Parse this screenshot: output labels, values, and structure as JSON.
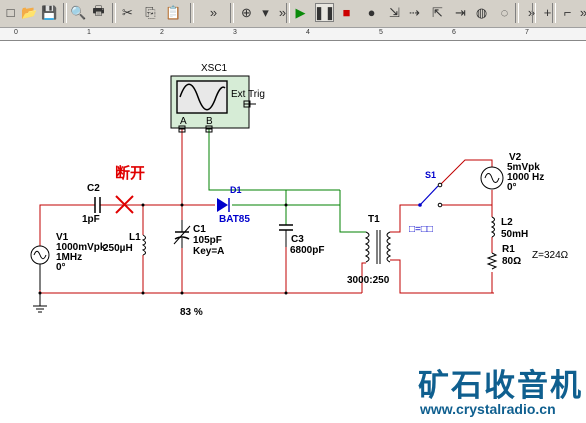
{
  "toolbar": {
    "buttons": [
      {
        "name": "new-icon",
        "glyph": "□"
      },
      {
        "name": "open-icon",
        "glyph": "📂"
      },
      {
        "name": "save-icon",
        "glyph": "💾"
      },
      {
        "name": "print-preview-icon",
        "glyph": "🔍"
      },
      {
        "name": "print-icon",
        "glyph": "🖶"
      },
      {
        "name": "cut-icon",
        "glyph": "✂"
      },
      {
        "name": "copy-icon",
        "glyph": "⎘"
      },
      {
        "name": "paste-icon",
        "glyph": "📋"
      },
      {
        "name": "more-icon",
        "glyph": "»"
      },
      {
        "name": "zoom-in-icon",
        "glyph": "⊕"
      },
      {
        "name": "dropdown-icon",
        "glyph": "▾"
      },
      {
        "name": "more-icon-2",
        "glyph": "»"
      },
      {
        "name": "run-icon",
        "glyph": "▶"
      },
      {
        "name": "pause-icon",
        "glyph": "❚❚"
      },
      {
        "name": "stop-icon",
        "glyph": "■"
      },
      {
        "name": "breakpoint-icon",
        "glyph": "●"
      },
      {
        "name": "step-into-icon",
        "glyph": "⇲"
      },
      {
        "name": "step-over-icon",
        "glyph": "⇢"
      },
      {
        "name": "step-out-icon",
        "glyph": "⇱"
      },
      {
        "name": "run-to-cursor-icon",
        "glyph": "⇥"
      },
      {
        "name": "toggle-breakpoint-icon",
        "glyph": "◍"
      },
      {
        "name": "remove-breakpoints-icon",
        "glyph": "◌"
      },
      {
        "name": "more-icon-3",
        "glyph": "»"
      },
      {
        "name": "add-icon",
        "glyph": "+"
      },
      {
        "name": "wire-icon",
        "glyph": "⌐"
      },
      {
        "name": "more-icon-4",
        "glyph": "»"
      }
    ]
  },
  "ruler": {
    "marks": [
      "0",
      "1",
      "2",
      "3",
      "4",
      "5",
      "6",
      "7"
    ]
  },
  "colors": {
    "wire_red": "#c00000",
    "wire_green": "#008000",
    "diode_blue": "#0000cc",
    "highlight_red": "#e00000"
  },
  "scope": {
    "name": "XSC1",
    "ext_trig": "Ext Trig",
    "ch_a": "A",
    "ch_b": "B"
  },
  "annotation": {
    "disconnect": "断开"
  },
  "c2": {
    "name": "C2",
    "value": "1pF"
  },
  "v1": {
    "name": "V1",
    "amp": "1000mVpk",
    "freq": "1MHz",
    "phase": "0°"
  },
  "l1": {
    "name": "L1",
    "value": "250µH"
  },
  "c1": {
    "name": "C1",
    "value": "105pF",
    "key": "Key=A",
    "percent": "83 %"
  },
  "d1": {
    "name": "D1",
    "model": "BAT85"
  },
  "c3": {
    "name": "C3",
    "value": "6800pF"
  },
  "t1": {
    "name": "T1",
    "ratio": "3000:250"
  },
  "s1": {
    "name": "S1",
    "key": "□=□□"
  },
  "v2": {
    "name": "V2",
    "amp": "5mVpk",
    "freq": "1000 Hz",
    "phase": "0°"
  },
  "l2": {
    "name": "L2",
    "value": "50mH"
  },
  "r1": {
    "name": "R1",
    "value": "80Ω"
  },
  "z_label": "Z=324Ω",
  "watermark": {
    "title": "矿石收音机",
    "url": "www.crystalradio.cn"
  }
}
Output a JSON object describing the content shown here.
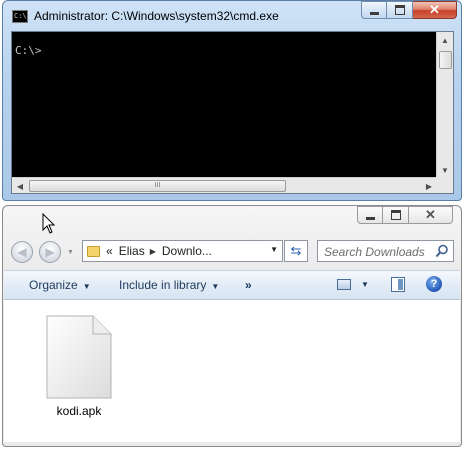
{
  "cmd_window": {
    "title": "Administrator: C:\\Windows\\system32\\cmd.exe",
    "icon_text": "C:\\",
    "console_text": "C:\\>",
    "scroll_grip": "III"
  },
  "caption_buttons": {
    "close_glyph": "✕"
  },
  "explorer": {
    "breadcrumb": {
      "prefix": "«",
      "parts": [
        "Elias",
        "Downlo..."
      ],
      "separator": "▶"
    },
    "search_placeholder": "Search Downloads",
    "toolbar": {
      "organize_label": "Organize",
      "include_label": "Include in library",
      "more_label": "»",
      "help_label": "?"
    },
    "files": [
      {
        "name": "kodi.apk",
        "icon": "generic-file-icon"
      }
    ]
  },
  "colors": {
    "cmd_frame": "#b7d2ee",
    "explorer_toolbar": "#dce7f4",
    "close_button": "#c7412a"
  }
}
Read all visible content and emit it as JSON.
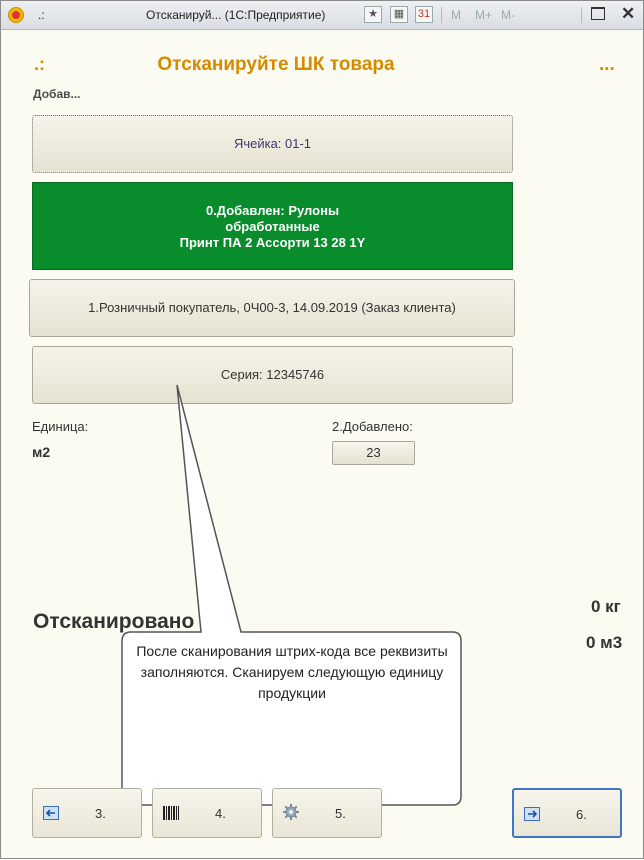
{
  "window": {
    "dots": ".:",
    "title": "Отсканируй... (1С:Предприятие)",
    "m_labels": [
      "M",
      "M+",
      "M-"
    ]
  },
  "header": {
    "dots": ".:",
    "title": "Отсканируйте ШК товара",
    "more": "..."
  },
  "added_label": "Добав...",
  "cell_button": "Ячейка: 01-1",
  "added_item": {
    "line1": "0.Добавлен:  Рулоны",
    "line2": "обработанные",
    "line3": "Принт ПА 2  Ассорти 13 28  1Y"
  },
  "order_button": "1.Розничный покупатель, 0Ч00-3, 14.09.2019 (Заказ клиента)",
  "serial_button": "Серия: 12345746",
  "unit": {
    "label": "Единица:",
    "value": "м2"
  },
  "added_count": {
    "label": "2.Добавлено:",
    "value": "23"
  },
  "scanned": {
    "title": "Отсканировано",
    "weight": "0 кг",
    "volume": "0 м3"
  },
  "callout_text": "После сканирования штрих-кода все реквизиты заполняются. Сканируем следующую единицу продукции",
  "footer": [
    {
      "label": "3.",
      "icon": "back-arrow-icon"
    },
    {
      "label": "4.",
      "icon": "barcode-icon"
    },
    {
      "label": "5.",
      "icon": "gear-icon"
    },
    {
      "label": "6.",
      "icon": "forward-arrow-icon"
    }
  ],
  "colors": {
    "accent": "#d58b00",
    "success": "#088c2c",
    "focus": "#3f76c8"
  }
}
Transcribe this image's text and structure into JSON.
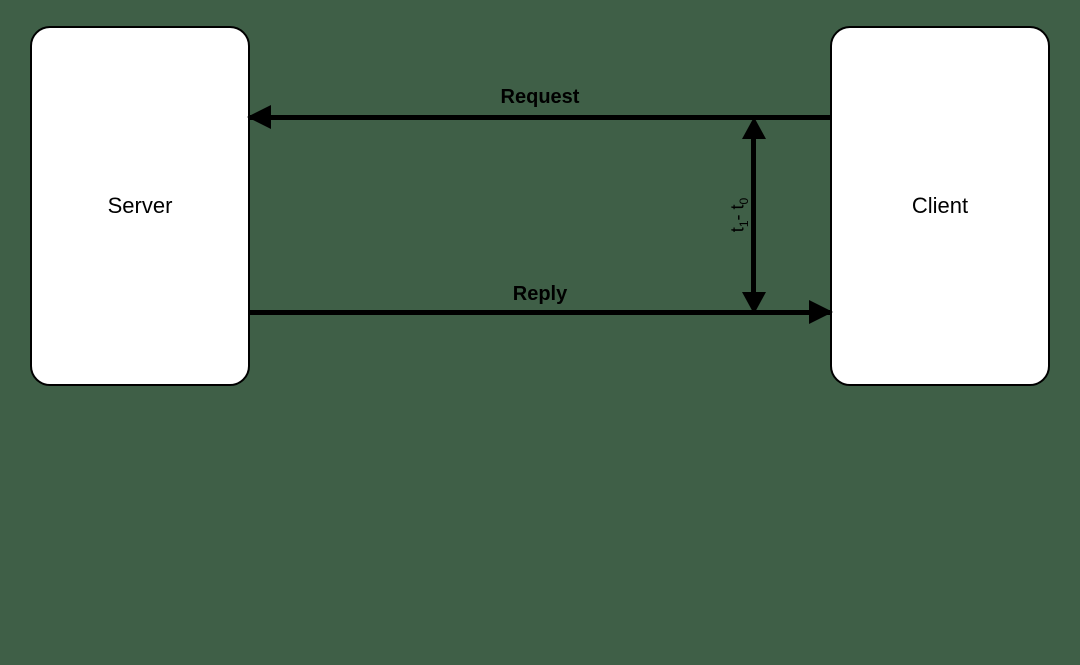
{
  "nodes": {
    "server": {
      "label": "Server"
    },
    "client": {
      "label": "Client"
    }
  },
  "arrows": {
    "request": {
      "label": "Request"
    },
    "reply": {
      "label": "Reply"
    }
  },
  "elapsed": {
    "t1": "t",
    "sub1": "1",
    "minus": "- t",
    "sub0": "0"
  }
}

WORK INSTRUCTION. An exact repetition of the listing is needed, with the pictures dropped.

EXERCISE RESULT.
Parse this screenshot: output labels, values, and structure as JSON.
{
  "toolbar": {
    "buttons": [
      {
        "name": "new-icon",
        "glyph": "□"
      },
      {
        "name": "open-icon",
        "glyph": "📂"
      },
      {
        "name": "save-icon",
        "glyph": "💾"
      },
      {
        "name": "print-preview-icon",
        "glyph": "🔍"
      },
      {
        "name": "print-icon",
        "glyph": "🖶"
      },
      {
        "name": "cut-icon",
        "glyph": "✂"
      },
      {
        "name": "copy-icon",
        "glyph": "⎘"
      },
      {
        "name": "paste-icon",
        "glyph": "📋"
      },
      {
        "name": "more-icon",
        "glyph": "»"
      },
      {
        "name": "zoom-in-icon",
        "glyph": "⊕"
      },
      {
        "name": "dropdown-icon",
        "glyph": "▾"
      },
      {
        "name": "more-icon-2",
        "glyph": "»"
      },
      {
        "name": "run-icon",
        "glyph": "▶"
      },
      {
        "name": "pause-icon",
        "glyph": "❚❚"
      },
      {
        "name": "stop-icon",
        "glyph": "■"
      },
      {
        "name": "breakpoint-icon",
        "glyph": "●"
      },
      {
        "name": "step-into-icon",
        "glyph": "⇲"
      },
      {
        "name": "step-over-icon",
        "glyph": "⇢"
      },
      {
        "name": "step-out-icon",
        "glyph": "⇱"
      },
      {
        "name": "run-to-cursor-icon",
        "glyph": "⇥"
      },
      {
        "name": "toggle-breakpoint-icon",
        "glyph": "◍"
      },
      {
        "name": "remove-breakpoints-icon",
        "glyph": "◌"
      },
      {
        "name": "more-icon-3",
        "glyph": "»"
      },
      {
        "name": "add-icon",
        "glyph": "+"
      },
      {
        "name": "wire-icon",
        "glyph": "⌐"
      },
      {
        "name": "more-icon-4",
        "glyph": "»"
      }
    ]
  },
  "ruler": {
    "marks": [
      "0",
      "1",
      "2",
      "3",
      "4",
      "5",
      "6",
      "7"
    ]
  },
  "colors": {
    "wire_red": "#c00000",
    "wire_green": "#008000",
    "diode_blue": "#0000cc",
    "highlight_red": "#e00000"
  },
  "scope": {
    "name": "XSC1",
    "ext_trig": "Ext Trig",
    "ch_a": "A",
    "ch_b": "B"
  },
  "annotation": {
    "disconnect": "断开"
  },
  "c2": {
    "name": "C2",
    "value": "1pF"
  },
  "v1": {
    "name": "V1",
    "amp": "1000mVpk",
    "freq": "1MHz",
    "phase": "0°"
  },
  "l1": {
    "name": "L1",
    "value": "250µH"
  },
  "c1": {
    "name": "C1",
    "value": "105pF",
    "key": "Key=A",
    "percent": "83 %"
  },
  "d1": {
    "name": "D1",
    "model": "BAT85"
  },
  "c3": {
    "name": "C3",
    "value": "6800pF"
  },
  "t1": {
    "name": "T1",
    "ratio": "3000:250"
  },
  "s1": {
    "name": "S1",
    "key": "□=□□"
  },
  "v2": {
    "name": "V2",
    "amp": "5mVpk",
    "freq": "1000 Hz",
    "phase": "0°"
  },
  "l2": {
    "name": "L2",
    "value": "50mH"
  },
  "r1": {
    "name": "R1",
    "value": "80Ω"
  },
  "z_label": "Z=324Ω",
  "watermark": {
    "title": "矿石收音机",
    "url": "www.crystalradio.cn"
  }
}
Output a JSON object describing the content shown here.
{
  "cmd_window": {
    "title": "Administrator: C:\\Windows\\system32\\cmd.exe",
    "icon_text": "C:\\",
    "console_text": "C:\\>",
    "scroll_grip": "III"
  },
  "caption_buttons": {
    "close_glyph": "✕"
  },
  "explorer": {
    "breadcrumb": {
      "prefix": "«",
      "parts": [
        "Elias",
        "Downlo..."
      ],
      "separator": "▶"
    },
    "search_placeholder": "Search Downloads",
    "toolbar": {
      "organize_label": "Organize",
      "include_label": "Include in library",
      "more_label": "»",
      "help_label": "?"
    },
    "files": [
      {
        "name": "kodi.apk",
        "icon": "generic-file-icon"
      }
    ]
  },
  "colors": {
    "cmd_frame": "#b7d2ee",
    "explorer_toolbar": "#dce7f4",
    "close_button": "#c7412a"
  }
}
Read all visible content and emit it as JSON.
{
  "window": {
    "dots": ".:",
    "title": "Отсканируй... (1С:Предприятие)",
    "m_labels": [
      "M",
      "M+",
      "M-"
    ]
  },
  "header": {
    "dots": ".:",
    "title": "Отсканируйте ШК товара",
    "more": "..."
  },
  "added_label": "Добав...",
  "cell_button": "Ячейка: 01-1",
  "added_item": {
    "line1": "0.Добавлен:  Рулоны",
    "line2": "обработанные",
    "line3": "Принт ПА 2  Ассорти 13 28  1Y"
  },
  "order_button": "1.Розничный покупатель, 0Ч00-3, 14.09.2019 (Заказ клиента)",
  "serial_button": "Серия: 12345746",
  "unit": {
    "label": "Единица:",
    "value": "м2"
  },
  "added_count": {
    "label": "2.Добавлено:",
    "value": "23"
  },
  "scanned": {
    "title": "Отсканировано",
    "weight": "0 кг",
    "volume": "0 м3"
  },
  "callout_text": "После сканирования штрих-кода все реквизиты заполняются. Сканируем следующую единицу продукции",
  "footer": [
    {
      "label": "3.",
      "icon": "back-arrow-icon"
    },
    {
      "label": "4.",
      "icon": "barcode-icon"
    },
    {
      "label": "5.",
      "icon": "gear-icon"
    },
    {
      "label": "6.",
      "icon": "forward-arrow-icon"
    }
  ],
  "colors": {
    "accent": "#d58b00",
    "success": "#088c2c",
    "focus": "#3f76c8"
  }
}
Transcribe this image's text and structure into JSON.
{
  "nodes": {
    "server": {
      "label": "Server"
    },
    "client": {
      "label": "Client"
    }
  },
  "arrows": {
    "request": {
      "label": "Request"
    },
    "reply": {
      "label": "Reply"
    }
  },
  "elapsed": {
    "t1": "t",
    "sub1": "1",
    "minus": "- t",
    "sub0": "0"
  }
}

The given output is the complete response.